There are a bunch of other factors involved in the difference between the Curiosity’s cameras and the ones on your phone. First, your phone doesn’t have to deal with radiation or temperature extremes. Also, they shopped around for a camera in 2004, and then tested the living fuck out of it before putting it on a rocket for space. Your camera phone probably has a couple of tiny plastic lenses, while NASA hung much more complex optics off of their units. And their budget was slightly bigger than that of a cell phone manufacturer, so they didn’t have to pinch pennies on the sensors they used. And NASA typically takes a bunch of pictures, sends them on the slow link back to earth, then stitches them into the much larger images that you see.

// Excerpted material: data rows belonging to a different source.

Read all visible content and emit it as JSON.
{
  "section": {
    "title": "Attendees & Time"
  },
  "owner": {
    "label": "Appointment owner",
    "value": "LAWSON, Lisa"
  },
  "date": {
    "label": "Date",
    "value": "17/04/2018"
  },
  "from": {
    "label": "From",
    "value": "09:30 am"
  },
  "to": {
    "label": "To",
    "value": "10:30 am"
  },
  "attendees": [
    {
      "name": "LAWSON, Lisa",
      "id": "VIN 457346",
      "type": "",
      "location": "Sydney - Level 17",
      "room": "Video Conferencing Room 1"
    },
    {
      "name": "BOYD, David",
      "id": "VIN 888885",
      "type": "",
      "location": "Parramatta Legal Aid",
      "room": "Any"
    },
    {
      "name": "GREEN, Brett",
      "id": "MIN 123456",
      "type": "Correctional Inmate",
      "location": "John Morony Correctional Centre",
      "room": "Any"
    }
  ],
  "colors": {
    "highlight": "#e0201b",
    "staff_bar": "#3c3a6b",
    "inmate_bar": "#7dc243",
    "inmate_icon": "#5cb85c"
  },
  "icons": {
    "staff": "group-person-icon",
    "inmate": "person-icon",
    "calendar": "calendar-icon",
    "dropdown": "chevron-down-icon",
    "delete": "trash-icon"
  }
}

It’s a shame that people are taught to judge hardware by numbers like this, and that we’re marketed hardware based on them. I remember when I worked at Samsung, a meeting erupted into a giant argument, because everyone but me and another guy believed — KNEW — that a higher megapixel camera was always better, because… it had more megapixels. It’s like when people talk about how their computer is so much better because it has a higher clock speed, without mentioning that their OS is burning way more cycles running crapware and antivirus software. The 450 horsepower in a 36,000 pound low-geared John Deere is not better than the 430 horsepower in a 3200 pound Corvette. It isn’t.